As much as INVISIBLE HAND speaks to Rights of Nature it speaks to Human Rights. If rights can be given to a corporation, why not an ecosystem? Are we willing to say as a society that because we cannot interpret or comprehend the voice or language of the environment, that it ceases to speak? And if we establish society alongside Rights of Nature, will it render Human Rights obsolete?

The idea of rights and how important they are to democracy stayed with me. In 2011 I gave my first speech to Bowling Green State University about Rights of Nature mainly in relation to conventional agriculture and genetic engineering. Less than two years later I found those rights spread out on an open table in rural Grant Township, Pennsylvania. Furthermore, this small community of fewer than 800 people used Rights of Nature to radically shift power and began to beat back one of the largest corporate institutions in the United States. It was then for me that the film INVISIBLE HAND had its foundation after years of putting the idea to a canvas. The phenomenon created by Adam Smith in Wealth of Nations and perpetuated by 20th century free market advocates and capitalists — ‘invisible hand’ (something Smith referenced as human) — was being replaced by a hand of the environment: it had changed from machine to paw, to hoof, to the wing of the ecosystem.

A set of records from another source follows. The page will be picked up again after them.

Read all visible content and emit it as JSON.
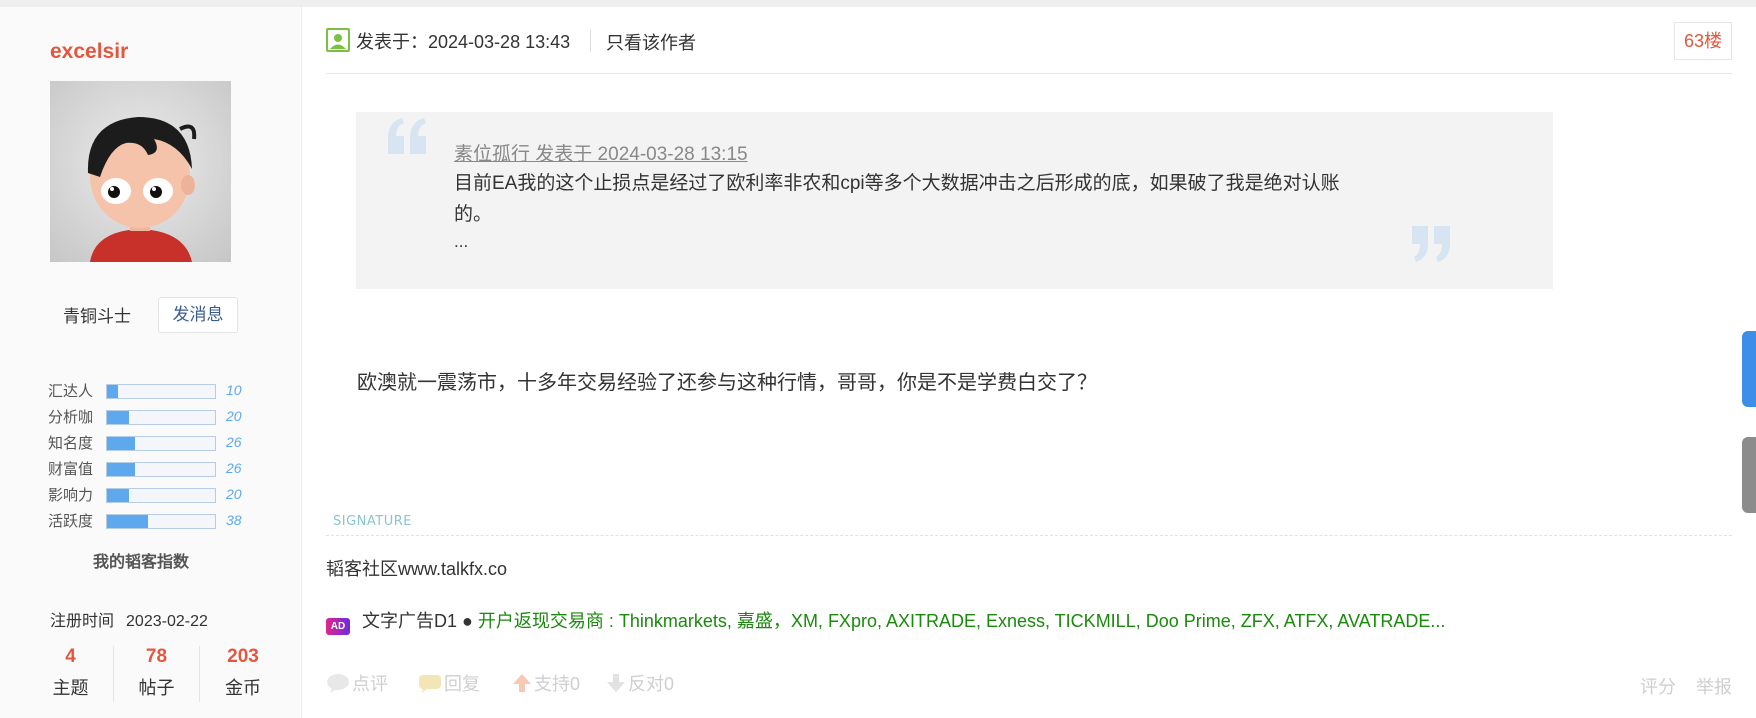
{
  "user": {
    "name": "excelsir",
    "rank": "青铜斗士",
    "message_button": "发消息",
    "stats": [
      {
        "label": "汇达人",
        "value": "10",
        "fraction": 0.1
      },
      {
        "label": "分析咖",
        "value": "20",
        "fraction": 0.2
      },
      {
        "label": "知名度",
        "value": "26",
        "fraction": 0.26
      },
      {
        "label": "财富值",
        "value": "26",
        "fraction": 0.26
      },
      {
        "label": "影响力",
        "value": "20",
        "fraction": 0.2
      },
      {
        "label": "活跃度",
        "value": "38",
        "fraction": 0.38
      }
    ],
    "index_title": "我的韬客指数",
    "register_label": "注册时间",
    "register_date": "2023-02-22",
    "counts": [
      {
        "num": "4",
        "label": "主题"
      },
      {
        "num": "78",
        "label": "帖子"
      },
      {
        "num": "203",
        "label": "金币"
      }
    ]
  },
  "post": {
    "posted_at": "发表于：2024-03-28 13:43",
    "only_author": "只看该作者",
    "floor": "63楼",
    "quote": {
      "ref": "素位孤行 发表于 2024-03-28 13:15",
      "text": "目前EA我的这个止损点是经过了欧利率非农和cpi等多个大数据冲击之后形成的底，如果破了我是绝对认账的。",
      "more": "..."
    },
    "content": "欧澳就一震荡市，十多年交易经验了还参与这种行情，哥哥，你是不是学费白交了？",
    "signature_label": "SIGNATURE",
    "signature": "韬客社区www.talkfx.co",
    "ad": {
      "badge": "AD",
      "label": "文字广告D1 ●",
      "link": "开户返现交易商 : Thinkmarkets, 嘉盛，XM, FXpro, AXITRADE, Exness, TICKMILL, Doo Prime, ZFX, ATFX, AVATRADE..."
    },
    "actions": {
      "comment": "点评",
      "reply": "回复",
      "support": "支持0",
      "oppose": "反对0",
      "rate": "评分",
      "report": "举报"
    }
  },
  "colors": {
    "accent_red": "#e3573e",
    "link_green": "#1a8a0c",
    "bar_blue": "#5ea9ee"
  }
}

As corporations in the 21st century have taken over much of the American political system, the people of the United States cannot compete eye-to-eye with the corporate citizen. Out of all these overwhelming concepts — free markets, rights of nature, human rights, corporate personhood — you come to a final question, “Will democracy survive?” and even more jarring “Do Human Rights survive if Rights of Nature is enacted?”

This is not a film about taking sides. It’s a film about seeing the whole picture, about seeing all sides of an idea and witnessing the elephant in the room before it’s extinct. I think INVISIBLE HAND is showing us a new world that when face-to-face with the costs of capitalism Rights of Nature becomes the battle cry of democracy. My hope is that wherever you are, this film can speak to your fight.